[The input — start]
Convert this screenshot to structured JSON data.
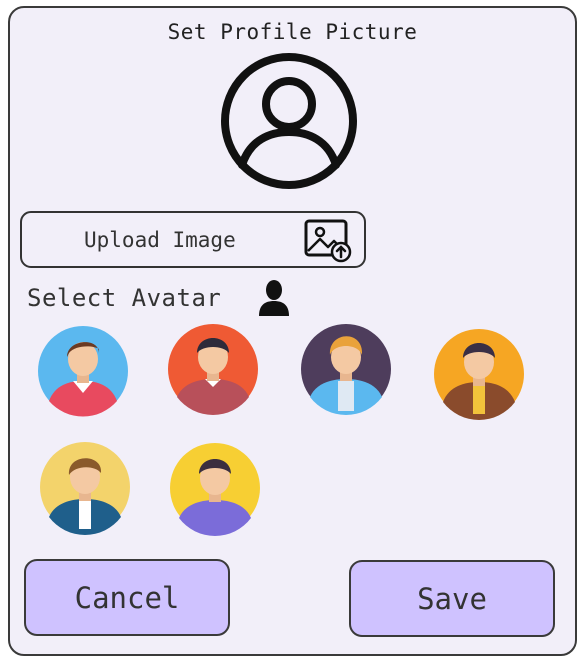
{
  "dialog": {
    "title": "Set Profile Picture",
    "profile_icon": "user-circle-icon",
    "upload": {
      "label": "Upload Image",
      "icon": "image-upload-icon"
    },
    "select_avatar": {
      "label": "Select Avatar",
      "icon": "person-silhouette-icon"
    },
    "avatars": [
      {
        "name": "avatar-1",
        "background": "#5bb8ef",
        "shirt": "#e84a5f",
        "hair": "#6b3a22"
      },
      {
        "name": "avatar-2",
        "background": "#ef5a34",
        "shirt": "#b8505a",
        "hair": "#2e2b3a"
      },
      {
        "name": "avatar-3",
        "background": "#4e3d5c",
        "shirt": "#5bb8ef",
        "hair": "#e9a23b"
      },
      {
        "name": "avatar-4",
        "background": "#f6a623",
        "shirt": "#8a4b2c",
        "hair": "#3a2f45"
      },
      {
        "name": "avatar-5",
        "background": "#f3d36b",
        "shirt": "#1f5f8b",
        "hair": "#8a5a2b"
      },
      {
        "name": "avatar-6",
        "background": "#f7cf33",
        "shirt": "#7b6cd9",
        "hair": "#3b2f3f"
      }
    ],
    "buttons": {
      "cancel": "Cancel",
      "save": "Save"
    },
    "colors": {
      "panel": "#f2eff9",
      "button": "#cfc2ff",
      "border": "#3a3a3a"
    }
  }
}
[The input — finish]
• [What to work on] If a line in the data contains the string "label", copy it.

• [Exercise answer]
      "label": "Upload Image",
      "label": "Select Avatar",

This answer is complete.